8Online Community Best Practices:Getting Real Business Value from SocialCustomer EngagementWhat Is the Business Case for Online Communities?Companies typically think about community value in four ways: Avoided costs: For most companies, it costs much less to resolve a customerquestion in an online community than it does to handle the call in the call center.Companies have reported savings of more than $500,000 annually from their onlinecommunity efforts.1Communities also divert traffic from more expensive optionssuch as call centers. One company found that more than 40% of community userssurveyed said that, if forums were unavailable, their first resort would be directsupport channels.2 Customer loyalty: Communities are fundamentally about loyalty, so it’s no surprisethat companies with online communities find significant improvements both inlikelihood to remain a customer and likelihood to recommend.3Companies offeringsubscription services have found that community users remain customers up to50% longer than non-community users.4 Customer satisfaction: Customers appreciate being given the opportunity to sharetheir experiences.
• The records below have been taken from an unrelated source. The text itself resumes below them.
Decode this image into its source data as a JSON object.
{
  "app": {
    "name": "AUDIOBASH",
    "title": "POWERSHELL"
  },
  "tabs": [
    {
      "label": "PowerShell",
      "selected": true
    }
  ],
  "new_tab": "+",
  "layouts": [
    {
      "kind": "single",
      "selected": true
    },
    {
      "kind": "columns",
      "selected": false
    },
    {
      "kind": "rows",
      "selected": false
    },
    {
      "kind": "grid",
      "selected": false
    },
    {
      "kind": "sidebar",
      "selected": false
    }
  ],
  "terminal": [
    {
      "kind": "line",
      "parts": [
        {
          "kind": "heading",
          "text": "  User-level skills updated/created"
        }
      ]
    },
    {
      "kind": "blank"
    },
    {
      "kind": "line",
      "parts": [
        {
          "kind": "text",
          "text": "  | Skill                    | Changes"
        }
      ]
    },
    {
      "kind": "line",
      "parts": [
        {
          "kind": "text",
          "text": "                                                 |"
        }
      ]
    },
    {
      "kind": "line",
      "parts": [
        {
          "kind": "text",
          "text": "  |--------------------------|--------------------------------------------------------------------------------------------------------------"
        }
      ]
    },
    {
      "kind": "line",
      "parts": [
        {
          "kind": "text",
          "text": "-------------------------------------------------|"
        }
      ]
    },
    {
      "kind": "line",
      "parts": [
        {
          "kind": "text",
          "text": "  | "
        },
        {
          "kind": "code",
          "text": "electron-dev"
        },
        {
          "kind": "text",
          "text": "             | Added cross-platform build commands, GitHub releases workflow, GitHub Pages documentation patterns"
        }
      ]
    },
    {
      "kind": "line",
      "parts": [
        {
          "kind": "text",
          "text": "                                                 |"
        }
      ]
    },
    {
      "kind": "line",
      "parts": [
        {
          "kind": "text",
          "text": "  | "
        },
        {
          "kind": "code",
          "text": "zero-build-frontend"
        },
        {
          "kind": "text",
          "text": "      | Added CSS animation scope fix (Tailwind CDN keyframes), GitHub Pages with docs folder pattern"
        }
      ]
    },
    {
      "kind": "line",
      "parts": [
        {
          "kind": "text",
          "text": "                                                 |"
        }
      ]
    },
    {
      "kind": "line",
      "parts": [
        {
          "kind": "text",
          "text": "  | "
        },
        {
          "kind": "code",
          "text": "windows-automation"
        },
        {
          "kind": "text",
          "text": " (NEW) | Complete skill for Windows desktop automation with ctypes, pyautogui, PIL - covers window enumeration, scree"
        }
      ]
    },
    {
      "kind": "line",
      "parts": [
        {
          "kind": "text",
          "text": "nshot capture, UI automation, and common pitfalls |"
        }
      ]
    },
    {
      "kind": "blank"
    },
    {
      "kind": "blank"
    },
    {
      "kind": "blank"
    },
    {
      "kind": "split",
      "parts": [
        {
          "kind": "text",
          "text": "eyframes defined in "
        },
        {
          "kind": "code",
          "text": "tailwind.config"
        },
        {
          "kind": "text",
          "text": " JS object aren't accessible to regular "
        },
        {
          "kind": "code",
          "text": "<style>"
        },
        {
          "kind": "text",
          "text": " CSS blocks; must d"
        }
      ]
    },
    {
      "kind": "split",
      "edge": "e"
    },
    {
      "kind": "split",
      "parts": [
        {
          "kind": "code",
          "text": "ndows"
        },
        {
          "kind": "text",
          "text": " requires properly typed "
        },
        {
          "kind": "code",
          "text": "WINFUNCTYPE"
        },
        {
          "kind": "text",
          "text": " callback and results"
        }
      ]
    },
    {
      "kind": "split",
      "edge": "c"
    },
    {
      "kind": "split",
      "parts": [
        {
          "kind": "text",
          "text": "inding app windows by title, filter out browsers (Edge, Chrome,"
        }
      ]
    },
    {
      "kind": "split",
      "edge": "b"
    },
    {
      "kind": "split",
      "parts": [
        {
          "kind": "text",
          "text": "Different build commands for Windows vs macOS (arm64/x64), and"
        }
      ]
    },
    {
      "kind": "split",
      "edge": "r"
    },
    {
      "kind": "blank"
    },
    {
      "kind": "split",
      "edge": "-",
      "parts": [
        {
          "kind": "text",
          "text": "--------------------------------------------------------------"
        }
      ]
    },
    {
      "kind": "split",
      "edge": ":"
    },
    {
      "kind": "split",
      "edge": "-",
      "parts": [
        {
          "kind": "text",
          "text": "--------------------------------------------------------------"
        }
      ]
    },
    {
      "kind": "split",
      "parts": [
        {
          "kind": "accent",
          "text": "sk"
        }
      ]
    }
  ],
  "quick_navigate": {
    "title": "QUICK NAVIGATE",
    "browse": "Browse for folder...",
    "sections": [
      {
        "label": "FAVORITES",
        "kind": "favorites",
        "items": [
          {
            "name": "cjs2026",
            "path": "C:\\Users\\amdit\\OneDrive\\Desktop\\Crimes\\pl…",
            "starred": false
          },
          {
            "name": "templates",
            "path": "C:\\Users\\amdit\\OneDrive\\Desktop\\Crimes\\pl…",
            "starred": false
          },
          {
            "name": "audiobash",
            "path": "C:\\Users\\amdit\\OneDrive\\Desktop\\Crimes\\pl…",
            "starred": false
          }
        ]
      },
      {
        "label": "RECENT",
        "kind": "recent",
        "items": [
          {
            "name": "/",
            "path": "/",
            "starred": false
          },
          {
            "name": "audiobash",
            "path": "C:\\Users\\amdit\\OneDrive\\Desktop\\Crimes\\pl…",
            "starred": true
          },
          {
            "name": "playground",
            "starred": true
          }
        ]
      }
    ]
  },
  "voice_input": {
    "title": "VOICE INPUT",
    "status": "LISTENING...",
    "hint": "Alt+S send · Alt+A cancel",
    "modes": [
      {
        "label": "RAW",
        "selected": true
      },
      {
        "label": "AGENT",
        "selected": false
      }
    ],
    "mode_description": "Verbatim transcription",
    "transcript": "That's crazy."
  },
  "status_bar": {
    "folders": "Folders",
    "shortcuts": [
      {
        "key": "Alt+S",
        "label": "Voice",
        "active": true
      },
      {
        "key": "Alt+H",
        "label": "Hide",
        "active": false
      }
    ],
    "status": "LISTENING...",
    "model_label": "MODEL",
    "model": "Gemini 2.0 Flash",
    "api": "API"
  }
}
Research shows that customers who have the opportunity toprovide feedback are more satisfied than those who don’t. Perhaps that’s whycommunity users say they are more satisfied with forums than with other self-service support options.5 Sales: Online community users buy more, and buy more often, than non-communityusers. A recent study published in the Harvard Business Review found thatcommunity users at an online auction site spent up to 54% more on average thannon-community users.6Rather than focusing on a single metric, companies today are looking at communityvalue across all these areas to better understand the impact of their investment incommunity. Just as important, online communities provide continuous insight into thethoughts and experiences of customers — an invaluable asset for anyone in productivedevelopment, support, marketing, or executive management.Lithium has a 10-year record of accomplishments and innovations in powering onlinecommunities that are proven successes. And with the right combination of technologyand best practices, more and more companies around the world can deploy their ownsuccessful online communities.